Mulcahy, who has worked with Venezuela’s poor for 24 years, said. Running water can stop for up to three months at a time, the social workers complain. The closest hospital, Los Magallanes de Catia, is in dire straits for lack of State funding and the neighborhood’s last remaining pharmacy is about to close shop.
But Petkoff, an ex-communist guerrilla turned economist and politician, remained staunch that President Rafael Caldera hasn’t forgotten the poor… “What he’s talking about we just don’t see up here,” said Oswaldo Borjes, who teaches construction trades to unemployed youth.
Next on Young-Bruehl’s itinerary is a meeting with the students at Simon Bolivar University where she had “an intense conversation about why Hannah Arendt had distrusted revolutions that try to solve problems of social injustice without first achieving a stable, constitutional republic.” Now it must be said that Hannah Arendt was definitely committed to stable, constitutional republics–including ones that saw the wisdom of States Rights. In 1959, Arendt wrote an article titled “Reflections on Little Rock” that warned about the consequences of forcing segregation on the South. Her article betrayed the same kind of sanctimoniousness found in Young-Bruehl:
Another issue involved in the present conflict between Washington and the South is the matter of states’ rights. For some time it has been customary among liberals to maintain that no such issue exists at all but is only a ready made subterfuge of Southern reactionarieswho have nothing in their hands except “abstruse arguments and constitutional history.” In my opinion, this is a dangerous error. In contradistinction to the classical principle of the European nation state that power, like sovereignty, is indivisible, the power structure of this country rests on the principle of division of power and on the conviction that the body politic as a whole is strengthened by the division of power.
When poor Black people in Little Rock or Caracas decide to stand up for their rights, white, middle-class philosophers and psychiatrists get terribly upset.
I must strongly urge that people have a look at Reuven Kaminer’s very fine critique of Hannah Arendt on MRZine titled “On the Concept ‘Totalitarianism’ and Its Role in Current Political Discourse.” I offered Reuven some suggestions on background material on Arendt and her husband Heinrich Blucher, who was my professor at Bard College from 1961 to 1965. Like the students that welcomed Young-Bruehl in Caracas, I too had a head filled with middle-class, anti-Communist prejudices that Bluecher helped to reinforce back then. It was only when I left Bard College, faced the military draft, and began working as a welfare caseworker in Harlem that I began to wake up to the true nature of American society. That required unlearning a lot of the cold war mythology that I had picked up from Heinrich Bluecher.
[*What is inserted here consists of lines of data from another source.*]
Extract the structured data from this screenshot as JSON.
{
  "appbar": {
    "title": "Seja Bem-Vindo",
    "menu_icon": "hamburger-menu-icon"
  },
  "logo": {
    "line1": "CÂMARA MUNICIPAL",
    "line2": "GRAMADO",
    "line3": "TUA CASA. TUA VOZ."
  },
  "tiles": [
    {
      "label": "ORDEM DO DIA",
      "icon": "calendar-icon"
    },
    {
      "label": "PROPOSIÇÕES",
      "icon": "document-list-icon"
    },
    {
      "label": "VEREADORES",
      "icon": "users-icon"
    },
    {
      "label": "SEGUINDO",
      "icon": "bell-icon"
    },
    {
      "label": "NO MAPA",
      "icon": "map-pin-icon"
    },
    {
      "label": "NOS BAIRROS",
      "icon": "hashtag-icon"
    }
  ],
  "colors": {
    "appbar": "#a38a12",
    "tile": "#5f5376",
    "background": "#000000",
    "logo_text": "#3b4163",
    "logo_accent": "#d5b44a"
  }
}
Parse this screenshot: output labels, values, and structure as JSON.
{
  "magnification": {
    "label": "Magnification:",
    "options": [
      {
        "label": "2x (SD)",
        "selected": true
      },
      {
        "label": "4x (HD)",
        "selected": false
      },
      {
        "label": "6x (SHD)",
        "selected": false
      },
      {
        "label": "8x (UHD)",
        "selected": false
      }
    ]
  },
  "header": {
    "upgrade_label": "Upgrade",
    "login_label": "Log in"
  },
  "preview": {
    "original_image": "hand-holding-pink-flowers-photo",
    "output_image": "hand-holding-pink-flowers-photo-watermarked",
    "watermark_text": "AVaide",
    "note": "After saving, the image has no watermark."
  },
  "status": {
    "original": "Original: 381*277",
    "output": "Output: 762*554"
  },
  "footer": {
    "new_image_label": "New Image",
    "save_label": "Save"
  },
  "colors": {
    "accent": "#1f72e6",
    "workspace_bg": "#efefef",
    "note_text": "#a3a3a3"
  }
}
Let me conclude with Reuven’s clarion call to action:
Marxists present their own counter-narrative regarding the crises of wars, revolutions, and counter-revolutions that characterize the last century.Hannah Arendt argues that the content of the century is the assault launched by totalitarianism against freedom.This overarching metaphysical description is characteristic of bourgeois ideology in that it completely ignores the central social and economic crisis of our time.The crisis of modern society is the internal contradiction of capitalist society whose relations of productions are an objective obstacle to human progress.The content of the century is not a parable of good and evil (which is, of course, a generalized form of Christian myth) but the long and tortuous efforts to overcome and overthrow capitalism-imperialism.Humanity is still faced, to this very day, with the choice between socialism and barbarism.